I like it.
I like all of it.
The opener, So Here We Are, has a majestic sweep of very cinematic-sounding strings that cling never too close to the tune as it rolls and bops. And, once again (as always) you can as much feel that Mr Nightmares (aka George Evelyn) has tunnelled into the middle of songs to start them as they’re already happening rather than constructing any beginning/middle/end. Arguably he just makes long, rolling middles. But they’re danceable and you can sit back and sup at them, you can nod-along and ponder or be moved to, well, move. There’s the sound that Sola Rosa has been chasing forever on Eye (Can’t See); in fact that’s as good as anything Fat Freddy’s would ever do – and far better. Because it moves. And just as Evelyn picks the perfect place to tunnel in he also knows when and how to get out. The tunes stay in your head, you hum the extra parts, your top keeps tapping, your fingers are still counting it out on the tabletop. There’s something memorable in the soundscapes he makes.
Since then it’s often been pear-shaped for Evelyn, albums starting out strong but drifting off – as is their wont of course. But only ever making it towards waft. Never returning with anything to show from the journey.
This is an album, like those early peaks, that offers more than just one or two great tracks. It will reward constant listens, it will introduce new favourites each time (Tapestry, There 4u) and the closer, Om Sweet H(Om)e offers the perfect wind-down. The album feels signed off, completed. A bunch of ideas that could have come from anywhere – time-wise, that never feel complete in and of themselves, but it has a definite flow as an album.
He’s still making music for the delight of smokers. Sure. But the rest of us can climb on board and take a puff too – without feeling like it’s any kind of confirmed lifestyle soundtrack, any statement about hobbies and habits. It also transcends trends – I mean by all rights this should sound dated and lost but it’s achieving – I think – a feeling not just of retro-cool but of seamlessness/near-timelessness; George Evelyn’s just tunnelled back to the middle of his career.

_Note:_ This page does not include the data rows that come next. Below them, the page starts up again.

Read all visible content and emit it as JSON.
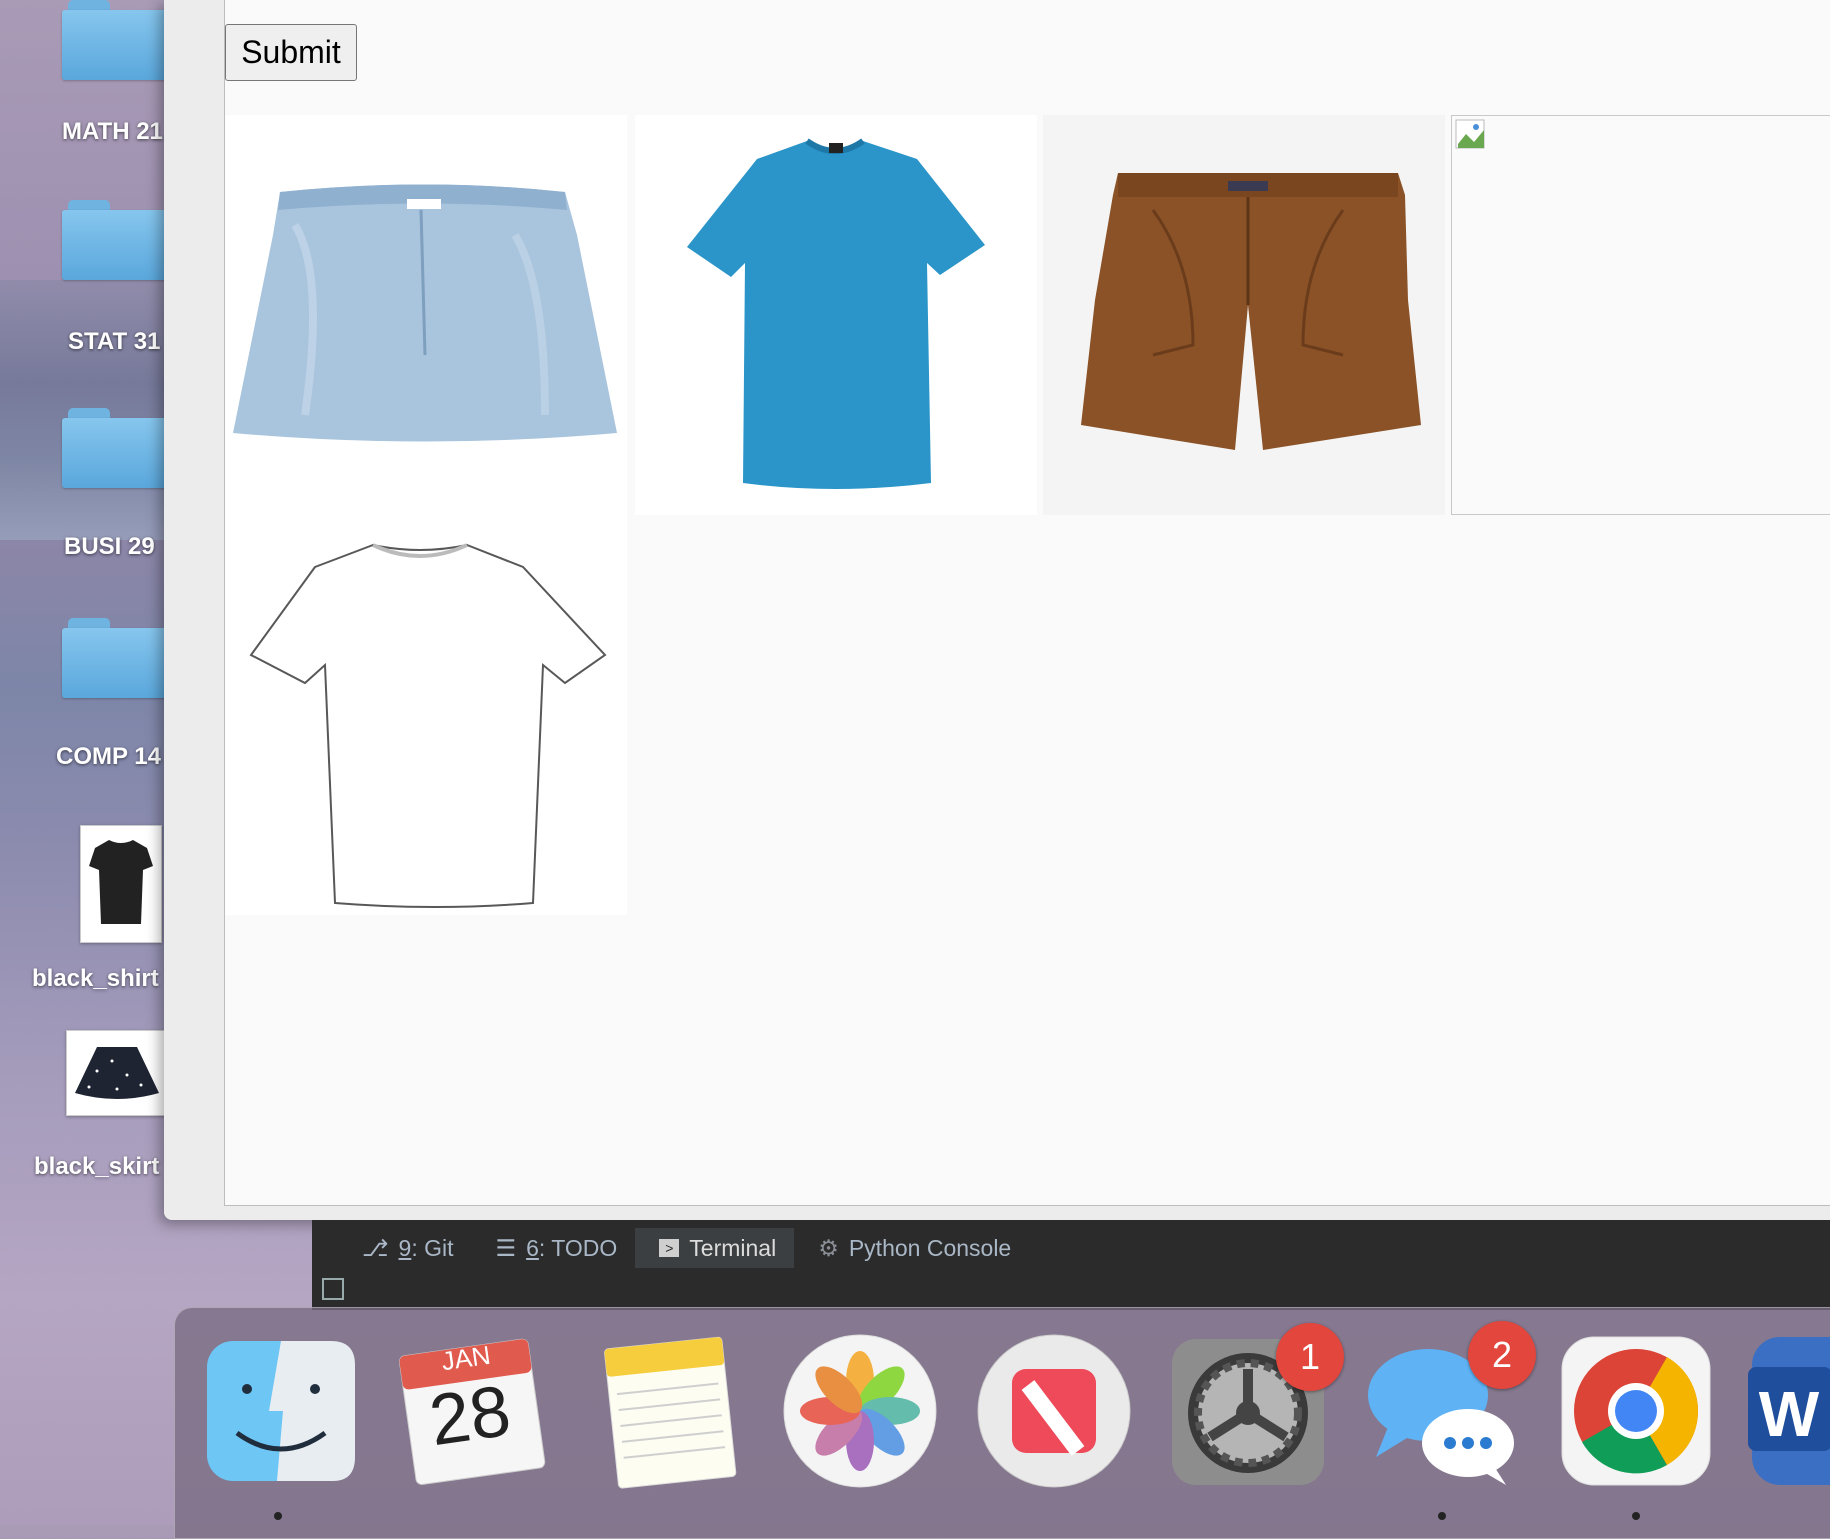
{
  "desktop": {
    "items": [
      {
        "label": "MATH 21",
        "type": "folder"
      },
      {
        "label": "STAT 31",
        "type": "folder"
      },
      {
        "label": "BUSI 29",
        "type": "folder"
      },
      {
        "label": "COMP 14",
        "type": "folder"
      },
      {
        "label": "black_shirt",
        "type": "image"
      },
      {
        "label": "black_skirt",
        "type": "image"
      }
    ]
  },
  "page": {
    "submit_label": "Submit",
    "products": [
      {
        "item": "denim-skirt",
        "color": "#a9c4dd"
      },
      {
        "item": "blue-t-shirt",
        "color": "#2b95c9"
      },
      {
        "item": "brown-shorts",
        "color": "#8a5226"
      },
      {
        "item": "broken-image",
        "color": "#ffffff"
      },
      {
        "item": "white-t-shirt",
        "color": "#ffffff"
      }
    ]
  },
  "ide": {
    "tabs": [
      {
        "num": "9",
        "text": ": Git",
        "icon": "git-branch-icon"
      },
      {
        "num": "6",
        "text": ": TODO",
        "icon": "list-icon"
      },
      {
        "num": "",
        "text": "Terminal",
        "icon": "terminal-icon",
        "active": true
      },
      {
        "num": "",
        "text": "Python Console",
        "icon": "python-icon"
      }
    ]
  },
  "dock": {
    "calendar_month": "JAN",
    "calendar_day": "28",
    "system_prefs_badge": "1",
    "messages_badge": "2",
    "word_letter": "W"
  }
}
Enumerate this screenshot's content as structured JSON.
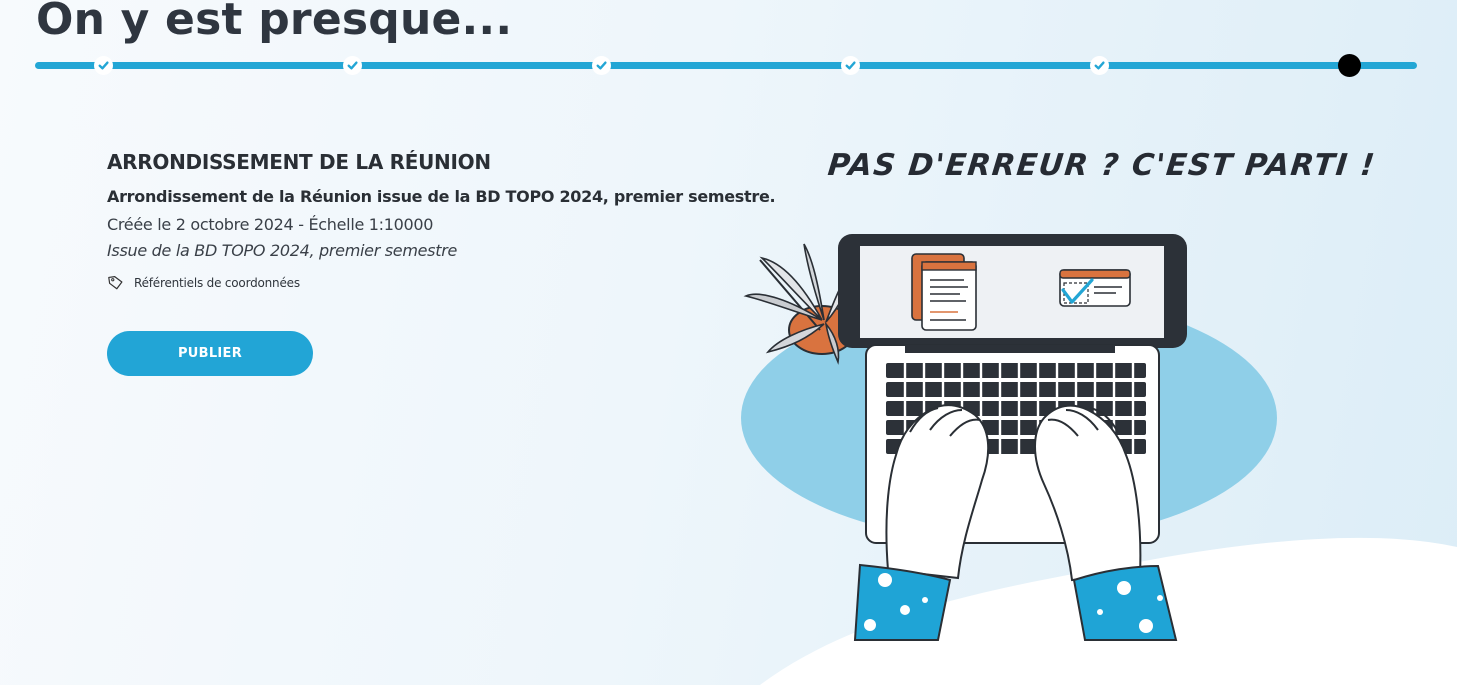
{
  "page": {
    "title": "On y est presque..."
  },
  "stepper": {
    "steps": [
      {
        "status": "completed"
      },
      {
        "status": "completed"
      },
      {
        "status": "completed"
      },
      {
        "status": "completed"
      },
      {
        "status": "completed"
      },
      {
        "status": "current"
      }
    ],
    "colors": {
      "track": "#23a6d5",
      "current": "#000000",
      "done_fill": "#ffffff"
    }
  },
  "dataset": {
    "title": "ARRONDISSEMENT DE LA RÉUNION",
    "subtitle": "Arrondissement de la Réunion issue de la BD TOPO 2024, premier semestre.",
    "meta": "Créée le  2 octobre 2024 - Échelle  1:10000",
    "description": "Issue de la BD TOPO 2024, premier semestre",
    "tag_icon": "tag-icon",
    "tag_label": "Référentiels de coordonnées"
  },
  "actions": {
    "publish_label": "PUBLIER",
    "publish_color": "#22a5d6"
  },
  "illustration": {
    "caption": "PAS D'ERREUR ? C'EST PARTI !"
  }
}
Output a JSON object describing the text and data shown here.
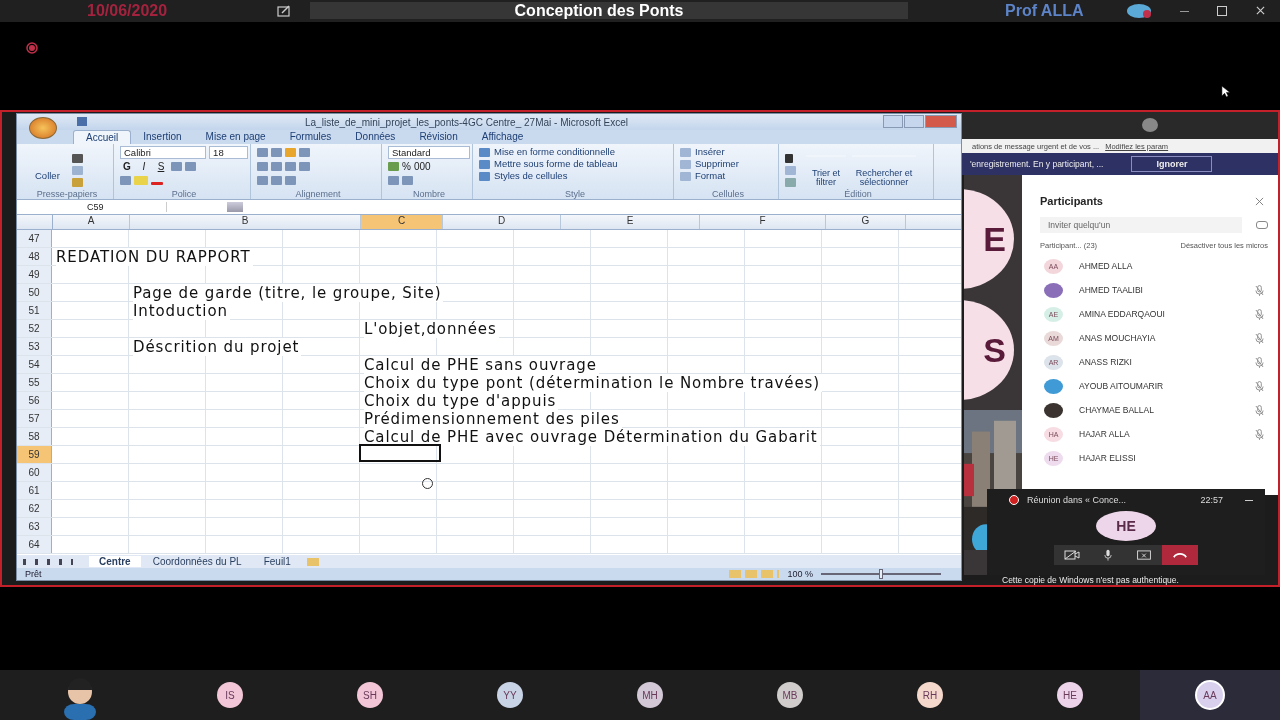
{
  "meeting_bar": {
    "date": "10/06/2020",
    "title": "Conception des Ponts",
    "presenter": "Prof ALLA",
    "recording": true
  },
  "excel": {
    "title": "La_liste_de_mini_projet_les_ponts-4GC Centre_ 27Mai - Microsoft Excel",
    "ribbon_tabs": [
      {
        "label": "Accueil",
        "selected": true
      },
      {
        "label": "Insertion",
        "selected": false
      },
      {
        "label": "Mise en page",
        "selected": false
      },
      {
        "label": "Formules",
        "selected": false
      },
      {
        "label": "Données",
        "selected": false
      },
      {
        "label": "Révision",
        "selected": false
      },
      {
        "label": "Affichage",
        "selected": false
      }
    ],
    "clipboard": {
      "paste": "Coller",
      "group": "Presse-papiers"
    },
    "font": {
      "name": "Calibri",
      "size": "18",
      "bold": "G",
      "italic": "I",
      "underline": "S",
      "group": "Police"
    },
    "alignment": {
      "group": "Alignement"
    },
    "number": {
      "format": "Standard",
      "percent": "%",
      "thousands": "000",
      "group": "Nombre"
    },
    "style": {
      "items": [
        "Mise en forme conditionnelle",
        "Mettre sous forme de tableau",
        "Styles de cellules"
      ],
      "group": "Style"
    },
    "cells": {
      "items": [
        "Insérer",
        "Supprimer",
        "Format"
      ],
      "group": "Cellules"
    },
    "editing": {
      "sort": "Trier et filtrer",
      "find": "Rechercher et sélectionner",
      "group": "Édition"
    },
    "name_box": "C59",
    "columns": [
      {
        "label": "A",
        "selected": false
      },
      {
        "label": "B",
        "selected": false
      },
      {
        "label": "C",
        "selected": true
      },
      {
        "label": "D",
        "selected": false
      },
      {
        "label": "E",
        "selected": false
      },
      {
        "label": "F",
        "selected": false
      },
      {
        "label": "G",
        "selected": false
      }
    ],
    "rows": [
      {
        "number": "47",
        "selected": false,
        "cells": []
      },
      {
        "number": "48",
        "selected": false,
        "cells": [
          {
            "kind": "section",
            "text": "REDATION DU RAPPORT"
          }
        ]
      },
      {
        "number": "49",
        "selected": false,
        "cells": []
      },
      {
        "number": "50",
        "selected": false,
        "cells": [
          {
            "kind": "topic",
            "text": "Page de garde (titre, le groupe, Site)"
          }
        ]
      },
      {
        "number": "51",
        "selected": false,
        "cells": [
          {
            "kind": "topic",
            "text": "Intoduction"
          }
        ]
      },
      {
        "number": "52",
        "selected": false,
        "cells": [
          {
            "kind": "task",
            "text": "L'objet,données"
          }
        ]
      },
      {
        "number": "53",
        "selected": false,
        "cells": [
          {
            "kind": "topic",
            "text": "Déscrition du projet"
          }
        ]
      },
      {
        "number": "54",
        "selected": false,
        "cells": [
          {
            "kind": "task",
            "text": "Calcul de PHE sans ouvrage"
          }
        ]
      },
      {
        "number": "55",
        "selected": false,
        "cells": [
          {
            "kind": "task",
            "text": "Choix du type pont (détermination le Nombre  travées)"
          }
        ]
      },
      {
        "number": "56",
        "selected": false,
        "cells": [
          {
            "kind": "task",
            "text": "Choix du type d'appuis"
          }
        ]
      },
      {
        "number": "57",
        "selected": false,
        "cells": [
          {
            "kind": "task",
            "text": "Prédimensionnement des piles"
          }
        ]
      },
      {
        "number": "58",
        "selected": false,
        "cells": [
          {
            "kind": "task",
            "text": "Calcul de PHE avec ouvrage  Détermination du Gabarit"
          }
        ]
      },
      {
        "number": "59",
        "selected": true,
        "cells": []
      },
      {
        "number": "60",
        "selected": false,
        "cells": []
      },
      {
        "number": "61",
        "selected": false,
        "cells": []
      },
      {
        "number": "62",
        "selected": false,
        "cells": []
      },
      {
        "number": "63",
        "selected": false,
        "cells": []
      },
      {
        "number": "64",
        "selected": false,
        "cells": []
      }
    ],
    "sheet_tabs": [
      {
        "label": "Centre",
        "selected": true
      },
      {
        "label": "Coordonnées du PL",
        "selected": false
      },
      {
        "label": "Feuil1",
        "selected": false
      }
    ],
    "status": "Prêt",
    "zoom": "100 %",
    "zoom_slider": {
      "level": 0.5
    }
  },
  "teams": {
    "notice": "ations de message urgent et de vos ...",
    "notice_link": "Modifiez les param",
    "recording_notice": "'enregistrement. En y participant, ...",
    "dismiss": "Ignorer",
    "slide_letters": [
      "E",
      "S"
    ],
    "panel_title": "Participants",
    "invite_placeholder": "Inviter quelqu'un",
    "section": "Participant...  (23)",
    "mute_all": "Désactiver tous les micros",
    "participants": [
      {
        "initials": "AA",
        "name": "AHMED ALLA",
        "kind": "initials",
        "color": "#f3d6dc",
        "muted": false
      },
      {
        "name": "AHMED TAALIBI",
        "color": "#8a6fb8",
        "muted": true
      },
      {
        "initials": "AE",
        "name": "AMINA EDDARQAOUI",
        "kind": "initials",
        "color": "#d6efe6",
        "muted": true
      },
      {
        "initials": "AM",
        "name": "ANAS MOUCHAYIA",
        "kind": "initials",
        "color": "#ead9d9",
        "muted": true
      },
      {
        "initials": "AR",
        "name": "ANASS RIZKI",
        "kind": "initials",
        "color": "#dde3ea",
        "muted": true
      },
      {
        "name": "AYOUB AITOUMARIR",
        "color": "#3f9ad6",
        "muted": true
      },
      {
        "name": "CHAYMAE BALLAL",
        "color": "#3a3330",
        "muted": true
      },
      {
        "initials": "HA",
        "name": "HAJAR ALLA",
        "kind": "initials",
        "color": "#f7dde3",
        "muted": true
      },
      {
        "initials": "HE",
        "name": "HAJAR ELISSI",
        "kind": "initials",
        "color": "#eedcee",
        "muted": false
      }
    ],
    "call": {
      "title": "Réunion dans « Conce...",
      "time": "22:57",
      "initials": "HE"
    },
    "windows_notice": "Cette copie de Windows n'est pas authentique."
  },
  "tiles": [
    {
      "kind": "figure",
      "color": "#2a6fb0",
      "selected": false
    },
    {
      "kind": "initials",
      "initials": "IS",
      "color": "#f2c6d6",
      "selected": false
    },
    {
      "kind": "initials",
      "initials": "SH",
      "color": "#f2c6d6",
      "selected": false
    },
    {
      "kind": "initials",
      "initials": "YY",
      "color": "#c9d3e6",
      "selected": false
    },
    {
      "kind": "initials",
      "initials": "MH",
      "color": "#d2c8d6",
      "selected": false
    },
    {
      "kind": "initials",
      "initials": "MB",
      "color": "#d0cccc",
      "selected": false
    },
    {
      "kind": "initials",
      "initials": "RH",
      "color": "#f5d8cc",
      "selected": false
    },
    {
      "kind": "initials",
      "initials": "HE",
      "color": "#ecd3ea",
      "selected": false
    },
    {
      "kind": "initials",
      "initials": "AA",
      "color": "#d9d0ee",
      "selected": true
    }
  ]
}
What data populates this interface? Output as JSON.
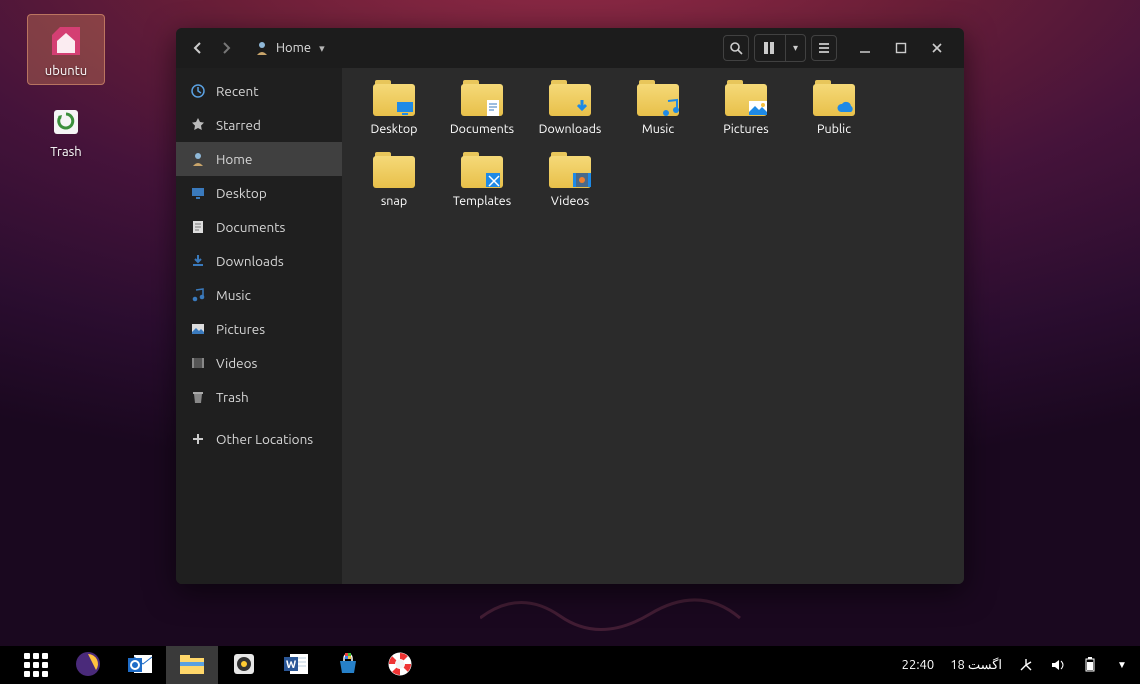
{
  "desktop": {
    "icons": [
      {
        "name": "ubuntu",
        "label": "ubuntu",
        "kind": "home",
        "selected": true
      },
      {
        "name": "trash",
        "label": "Trash",
        "kind": "trash",
        "selected": false
      }
    ]
  },
  "fileManager": {
    "breadcrumb": "Home",
    "sidebar": [
      {
        "key": "recent",
        "label": "Recent",
        "icon": "clock"
      },
      {
        "key": "starred",
        "label": "Starred",
        "icon": "star"
      },
      {
        "key": "home",
        "label": "Home",
        "icon": "home",
        "active": true
      },
      {
        "key": "desktop",
        "label": "Desktop",
        "icon": "desktop"
      },
      {
        "key": "documents",
        "label": "Documents",
        "icon": "doc"
      },
      {
        "key": "downloads",
        "label": "Downloads",
        "icon": "download"
      },
      {
        "key": "music",
        "label": "Music",
        "icon": "music"
      },
      {
        "key": "pictures",
        "label": "Pictures",
        "icon": "picture"
      },
      {
        "key": "videos",
        "label": "Videos",
        "icon": "video"
      },
      {
        "key": "trash",
        "label": "Trash",
        "icon": "trash"
      },
      {
        "key": "other",
        "label": "Other Locations",
        "icon": "plus",
        "gapBefore": true
      }
    ],
    "folders": [
      {
        "name": "Desktop",
        "overlay": "monitor"
      },
      {
        "name": "Documents",
        "overlay": "doc"
      },
      {
        "name": "Downloads",
        "overlay": "download"
      },
      {
        "name": "Music",
        "overlay": "music"
      },
      {
        "name": "Pictures",
        "overlay": "picture"
      },
      {
        "name": "Public",
        "overlay": "cloud"
      },
      {
        "name": "snap",
        "overlay": ""
      },
      {
        "name": "Templates",
        "overlay": "template"
      },
      {
        "name": "Videos",
        "overlay": "video"
      }
    ]
  },
  "taskbar": {
    "apps": [
      {
        "key": "apps",
        "icon": "grid"
      },
      {
        "key": "firefox",
        "icon": "firefox"
      },
      {
        "key": "outlook",
        "icon": "outlook"
      },
      {
        "key": "files",
        "icon": "explorer",
        "active": true
      },
      {
        "key": "rhythmbox",
        "icon": "speaker"
      },
      {
        "key": "word",
        "icon": "word"
      },
      {
        "key": "store",
        "icon": "store"
      },
      {
        "key": "help",
        "icon": "lifebuoy"
      }
    ],
    "clock": "22:40",
    "date": "اگست 18",
    "status": [
      "network",
      "volume",
      "battery",
      "chevron"
    ]
  }
}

And it’s all sounding super-fresh and cool. Familiar. And wisely so. A quiet kind of enchantment.
I like all of it.
I like it.